> _What you need to do_: Scan the entries below, and for each line that includes the word "image", make a copy.

[Dataset rows describing interfaces]
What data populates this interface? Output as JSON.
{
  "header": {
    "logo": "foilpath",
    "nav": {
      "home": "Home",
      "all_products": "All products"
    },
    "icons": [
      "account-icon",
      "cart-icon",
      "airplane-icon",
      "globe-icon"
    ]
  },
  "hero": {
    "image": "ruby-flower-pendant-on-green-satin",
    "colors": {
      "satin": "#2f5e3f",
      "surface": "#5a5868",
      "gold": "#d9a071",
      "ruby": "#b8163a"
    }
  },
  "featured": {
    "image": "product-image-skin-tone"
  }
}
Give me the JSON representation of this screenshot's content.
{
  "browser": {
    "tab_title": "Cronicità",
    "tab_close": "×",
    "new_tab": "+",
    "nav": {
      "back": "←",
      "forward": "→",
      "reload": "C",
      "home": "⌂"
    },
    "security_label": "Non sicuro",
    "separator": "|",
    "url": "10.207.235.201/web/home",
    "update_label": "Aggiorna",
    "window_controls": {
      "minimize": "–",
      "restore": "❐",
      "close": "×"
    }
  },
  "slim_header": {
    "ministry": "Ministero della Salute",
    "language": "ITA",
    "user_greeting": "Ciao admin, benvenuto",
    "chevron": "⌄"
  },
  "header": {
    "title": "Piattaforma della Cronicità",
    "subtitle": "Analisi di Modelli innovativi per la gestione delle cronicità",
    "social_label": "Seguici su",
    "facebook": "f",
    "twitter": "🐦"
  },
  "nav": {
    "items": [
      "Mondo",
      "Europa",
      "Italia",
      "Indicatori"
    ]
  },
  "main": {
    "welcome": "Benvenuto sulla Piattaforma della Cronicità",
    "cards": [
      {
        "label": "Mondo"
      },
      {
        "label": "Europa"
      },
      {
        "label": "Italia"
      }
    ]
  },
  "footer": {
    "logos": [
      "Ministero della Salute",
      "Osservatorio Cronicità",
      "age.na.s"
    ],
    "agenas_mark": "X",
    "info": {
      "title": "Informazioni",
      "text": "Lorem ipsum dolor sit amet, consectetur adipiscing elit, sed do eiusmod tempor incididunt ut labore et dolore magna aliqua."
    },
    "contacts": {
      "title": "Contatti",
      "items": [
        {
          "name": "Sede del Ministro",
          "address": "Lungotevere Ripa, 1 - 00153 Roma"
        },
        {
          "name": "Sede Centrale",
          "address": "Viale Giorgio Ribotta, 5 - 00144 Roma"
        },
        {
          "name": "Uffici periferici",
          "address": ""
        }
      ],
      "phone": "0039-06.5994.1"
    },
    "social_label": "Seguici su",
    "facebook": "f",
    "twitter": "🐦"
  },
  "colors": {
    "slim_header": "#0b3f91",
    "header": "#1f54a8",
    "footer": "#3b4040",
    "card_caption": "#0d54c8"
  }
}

> _Exercise solution_:
    "image": "ruby-flower-pendant-on-green-satin",
    "image": "product-image-skin-tone"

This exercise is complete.